Restating every entry exactly is the whole task.

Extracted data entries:
========================================
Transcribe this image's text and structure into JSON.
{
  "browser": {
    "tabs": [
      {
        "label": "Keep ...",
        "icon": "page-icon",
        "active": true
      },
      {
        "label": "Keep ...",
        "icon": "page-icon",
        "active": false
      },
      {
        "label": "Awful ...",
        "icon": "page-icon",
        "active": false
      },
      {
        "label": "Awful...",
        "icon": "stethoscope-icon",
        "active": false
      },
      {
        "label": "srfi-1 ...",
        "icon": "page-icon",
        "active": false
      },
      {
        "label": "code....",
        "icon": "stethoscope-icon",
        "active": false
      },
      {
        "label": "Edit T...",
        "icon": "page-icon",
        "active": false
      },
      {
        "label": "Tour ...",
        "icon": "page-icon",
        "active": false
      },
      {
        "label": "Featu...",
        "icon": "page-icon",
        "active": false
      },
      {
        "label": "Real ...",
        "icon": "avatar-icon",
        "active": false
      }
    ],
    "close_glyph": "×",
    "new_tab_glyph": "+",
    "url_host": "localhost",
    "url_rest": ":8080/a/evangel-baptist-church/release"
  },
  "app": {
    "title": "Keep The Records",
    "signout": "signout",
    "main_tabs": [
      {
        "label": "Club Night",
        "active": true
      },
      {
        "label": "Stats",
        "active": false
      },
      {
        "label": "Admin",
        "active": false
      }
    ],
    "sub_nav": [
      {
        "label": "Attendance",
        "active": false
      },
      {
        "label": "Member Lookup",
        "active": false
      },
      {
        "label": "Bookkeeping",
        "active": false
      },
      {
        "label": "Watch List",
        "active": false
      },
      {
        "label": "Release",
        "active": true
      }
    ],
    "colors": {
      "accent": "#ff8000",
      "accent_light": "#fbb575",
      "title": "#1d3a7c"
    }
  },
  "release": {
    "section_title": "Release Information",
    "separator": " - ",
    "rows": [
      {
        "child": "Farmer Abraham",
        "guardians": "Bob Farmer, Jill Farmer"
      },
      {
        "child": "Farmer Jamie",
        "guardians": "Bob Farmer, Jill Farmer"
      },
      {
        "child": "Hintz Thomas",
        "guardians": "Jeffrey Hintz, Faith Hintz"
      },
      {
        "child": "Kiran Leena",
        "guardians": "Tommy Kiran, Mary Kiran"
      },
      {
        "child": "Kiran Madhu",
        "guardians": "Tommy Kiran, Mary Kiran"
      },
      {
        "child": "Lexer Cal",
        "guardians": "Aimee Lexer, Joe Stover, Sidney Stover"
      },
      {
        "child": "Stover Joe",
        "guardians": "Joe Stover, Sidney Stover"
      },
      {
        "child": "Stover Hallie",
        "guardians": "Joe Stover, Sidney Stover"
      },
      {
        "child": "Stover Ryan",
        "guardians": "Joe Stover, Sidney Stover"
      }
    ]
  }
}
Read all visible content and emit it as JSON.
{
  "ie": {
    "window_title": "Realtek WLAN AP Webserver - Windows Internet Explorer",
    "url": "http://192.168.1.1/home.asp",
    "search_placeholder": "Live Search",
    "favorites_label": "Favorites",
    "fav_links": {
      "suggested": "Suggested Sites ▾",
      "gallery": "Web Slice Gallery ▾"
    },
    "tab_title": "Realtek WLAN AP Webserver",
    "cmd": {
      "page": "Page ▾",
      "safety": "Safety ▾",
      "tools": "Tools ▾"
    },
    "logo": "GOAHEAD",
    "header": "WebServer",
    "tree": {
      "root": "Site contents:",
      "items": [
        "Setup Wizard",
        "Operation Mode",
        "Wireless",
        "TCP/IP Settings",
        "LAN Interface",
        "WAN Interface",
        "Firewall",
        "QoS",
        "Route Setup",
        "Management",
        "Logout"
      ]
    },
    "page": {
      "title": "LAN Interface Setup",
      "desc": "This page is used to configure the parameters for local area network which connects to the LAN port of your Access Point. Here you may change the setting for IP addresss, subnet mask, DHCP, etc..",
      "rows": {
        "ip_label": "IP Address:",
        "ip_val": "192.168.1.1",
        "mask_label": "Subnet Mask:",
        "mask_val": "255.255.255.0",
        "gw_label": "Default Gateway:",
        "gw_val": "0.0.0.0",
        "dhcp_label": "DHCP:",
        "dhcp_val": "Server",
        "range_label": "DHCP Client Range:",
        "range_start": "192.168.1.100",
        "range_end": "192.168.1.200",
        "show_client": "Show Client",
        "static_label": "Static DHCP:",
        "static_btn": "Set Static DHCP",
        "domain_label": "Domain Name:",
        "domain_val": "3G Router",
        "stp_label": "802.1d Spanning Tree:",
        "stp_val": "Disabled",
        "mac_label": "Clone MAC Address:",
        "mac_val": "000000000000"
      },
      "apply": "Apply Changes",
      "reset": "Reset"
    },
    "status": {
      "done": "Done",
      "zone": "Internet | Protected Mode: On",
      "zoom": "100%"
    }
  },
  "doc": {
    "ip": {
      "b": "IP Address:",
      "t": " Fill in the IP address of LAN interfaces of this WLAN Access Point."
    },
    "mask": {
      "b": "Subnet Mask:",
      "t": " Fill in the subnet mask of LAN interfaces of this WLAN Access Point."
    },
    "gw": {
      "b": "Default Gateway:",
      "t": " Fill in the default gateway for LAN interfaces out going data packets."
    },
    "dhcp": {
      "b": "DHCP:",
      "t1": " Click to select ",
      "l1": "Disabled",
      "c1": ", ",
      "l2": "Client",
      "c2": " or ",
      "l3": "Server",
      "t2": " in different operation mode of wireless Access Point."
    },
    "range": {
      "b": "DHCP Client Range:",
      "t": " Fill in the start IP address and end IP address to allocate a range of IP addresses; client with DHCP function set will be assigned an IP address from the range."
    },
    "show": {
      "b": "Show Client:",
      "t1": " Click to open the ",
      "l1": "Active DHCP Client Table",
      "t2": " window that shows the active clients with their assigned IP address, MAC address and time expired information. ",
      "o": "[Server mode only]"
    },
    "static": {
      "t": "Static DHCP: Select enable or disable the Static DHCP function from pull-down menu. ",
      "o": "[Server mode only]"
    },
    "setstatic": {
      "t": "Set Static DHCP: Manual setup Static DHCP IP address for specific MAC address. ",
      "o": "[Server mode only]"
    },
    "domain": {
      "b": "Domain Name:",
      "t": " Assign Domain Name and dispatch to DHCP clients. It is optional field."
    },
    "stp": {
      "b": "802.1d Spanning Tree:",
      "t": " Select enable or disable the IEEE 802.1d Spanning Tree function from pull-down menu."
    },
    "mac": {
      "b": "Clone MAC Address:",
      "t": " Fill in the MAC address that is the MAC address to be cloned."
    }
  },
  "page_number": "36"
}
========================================
Solution to the exercise:
Transcribe this image's text and structure into JSON.
{
  "browser": {
    "tabs": [
      {
        "label": "Keep ...",
        "icon": "page-icon",
        "active": true
      },
      {
        "label": "Keep ...",
        "icon": "page-icon",
        "active": false
      },
      {
        "label": "Awful ...",
        "icon": "page-icon",
        "active": false
      },
      {
        "label": "Awful...",
        "icon": "stethoscope-icon",
        "active": false
      },
      {
        "label": "srfi-1 ...",
        "icon": "page-icon",
        "active": false
      },
      {
        "label": "code....",
        "icon": "stethoscope-icon",
        "active": false
      },
      {
        "label": "Edit T...",
        "icon": "page-icon",
        "active": false
      },
      {
        "label": "Tour ...",
        "icon": "page-icon",
        "active": false
      },
      {
        "label": "Featu...",
        "icon": "page-icon",
        "active": false
      },
      {
        "label": "Real ...",
        "icon": "avatar-icon",
        "active": false
      }
    ],
    "close_glyph": "×",
    "new_tab_glyph": "+",
    "url_host": "localhost",
    "url_rest": ":8080/a/evangel-baptist-church/release"
  },
  "app": {
    "title": "Keep The Records",
    "signout": "signout",
    "main_tabs": [
      {
        "label": "Club Night",
        "active": true
      },
      {
        "label": "Stats",
        "active": false
      },
      {
        "label": "Admin",
        "active": false
      }
    ],
    "sub_nav": [
      {
        "label": "Attendance",
        "active": false
      },
      {
        "label": "Member Lookup",
        "active": false
      },
      {
        "label": "Bookkeeping",
        "active": false
      },
      {
        "label": "Watch List",
        "active": false
      },
      {
        "label": "Release",
        "active": true
      }
    ],
    "colors": {
      "accent": "#ff8000",
      "accent_light": "#fbb575",
      "title": "#1d3a7c"
    }
  },
  "release": {
    "section_title": "Release Information",
    "separator": " - ",
    "rows": [
      {
        "child": "Farmer Abraham",
        "guardians": "Bob Farmer, Jill Farmer"
      },
      {
        "child": "Farmer Jamie",
        "guardians": "Bob Farmer, Jill Farmer"
      },
      {
        "child": "Hintz Thomas",
        "guardians": "Jeffrey Hintz, Faith Hintz"
      },
      {
        "child": "Kiran Leena",
        "guardians": "Tommy Kiran, Mary Kiran"
      },
      {
        "child": "Kiran Madhu",
        "guardians": "Tommy Kiran, Mary Kiran"
      },
      {
        "child": "Lexer Cal",
        "guardians": "Aimee Lexer, Joe Stover, Sidney Stover"
      },
      {
        "child": "Stover Joe",
        "guardians": "Joe Stover, Sidney Stover"
      },
      {
        "child": "Stover Hallie",
        "guardians": "Joe Stover, Sidney Stover"
      },
      {
        "child": "Stover Ryan",
        "guardians": "Joe Stover, Sidney Stover"
      }
    ]
  }
}
Read all visible content and emit it as JSON.
{
  "ie": {
    "window_title": "Realtek WLAN AP Webserver - Windows Internet Explorer",
    "url": "http://192.168.1.1/home.asp",
    "search_placeholder": "Live Search",
    "favorites_label": "Favorites",
    "fav_links": {
      "suggested": "Suggested Sites ▾",
      "gallery": "Web Slice Gallery ▾"
    },
    "tab_title": "Realtek WLAN AP Webserver",
    "cmd": {
      "page": "Page ▾",
      "safety": "Safety ▾",
      "tools": "Tools ▾"
    },
    "logo": "GOAHEAD",
    "header": "WebServer",
    "tree": {
      "root": "Site contents:",
      "items": [
        "Setup Wizard",
        "Operation Mode",
        "Wireless",
        "TCP/IP Settings",
        "LAN Interface",
        "WAN Interface",
        "Firewall",
        "QoS",
        "Route Setup",
        "Management",
        "Logout"
      ]
    },
    "page": {
      "title": "LAN Interface Setup",
      "desc": "This page is used to configure the parameters for local area network which connects to the LAN port of your Access Point. Here you may change the setting for IP addresss, subnet mask, DHCP, etc..",
      "rows": {
        "ip_label": "IP Address:",
        "ip_val": "192.168.1.1",
        "mask_label": "Subnet Mask:",
        "mask_val": "255.255.255.0",
        "gw_label": "Default Gateway:",
        "gw_val": "0.0.0.0",
        "dhcp_label": "DHCP:",
        "dhcp_val": "Server",
        "range_label": "DHCP Client Range:",
        "range_start": "192.168.1.100",
        "range_end": "192.168.1.200",
        "show_client": "Show Client",
        "static_label": "Static DHCP:",
        "static_btn": "Set Static DHCP",
        "domain_label": "Domain Name:",
        "domain_val": "3G Router",
        "stp_label": "802.1d Spanning Tree:",
        "stp_val": "Disabled",
        "mac_label": "Clone MAC Address:",
        "mac_val": "000000000000"
      },
      "apply": "Apply Changes",
      "reset": "Reset"
    },
    "status": {
      "done": "Done",
      "zone": "Internet | Protected Mode: On",
      "zoom": "100%"
    }
  },
  "doc": {
    "ip": {
      "b": "IP Address:",
      "t": " Fill in the IP address of LAN interfaces of this WLAN Access Point."
    },
    "mask": {
      "b": "Subnet Mask:",
      "t": " Fill in the subnet mask of LAN interfaces of this WLAN Access Point."
    },
    "gw": {
      "b": "Default Gateway:",
      "t": " Fill in the default gateway for LAN interfaces out going data packets."
    },
    "dhcp": {
      "b": "DHCP:",
      "t1": " Click to select ",
      "l1": "Disabled",
      "c1": ", ",
      "l2": "Client",
      "c2": " or ",
      "l3": "Server",
      "t2": " in different operation mode of wireless Access Point."
    },
    "range": {
      "b": "DHCP Client Range:",
      "t": " Fill in the start IP address and end IP address to allocate a range of IP addresses; client with DHCP function set will be assigned an IP address from the range."
    },
    "show": {
      "b": "Show Client:",
      "t1": " Click to open the ",
      "l1": "Active DHCP Client Table",
      "t2": " window that shows the active clients with their assigned IP address, MAC address and time expired information. ",
      "o": "[Server mode only]"
    },
    "static": {
      "t": "Static DHCP: Select enable or disable the Static DHCP function from pull-down menu. ",
      "o": "[Server mode only]"
    },
    "setstatic": {
      "t": "Set Static DHCP: Manual setup Static DHCP IP address for specific MAC address. ",
      "o": "[Server mode only]"
    },
    "domain": {
      "b": "Domain Name:",
      "t": " Assign Domain Name and dispatch to DHCP clients. It is optional field."
    },
    "stp": {
      "b": "802.1d Spanning Tree:",
      "t": " Select enable or disable the IEEE 802.1d Spanning Tree function from pull-down menu."
    },
    "mac": {
      "b": "Clone MAC Address:",
      "t": " Fill in the MAC address that is the MAC address to be cloned."
    }
  },
  "page_number": "36"
}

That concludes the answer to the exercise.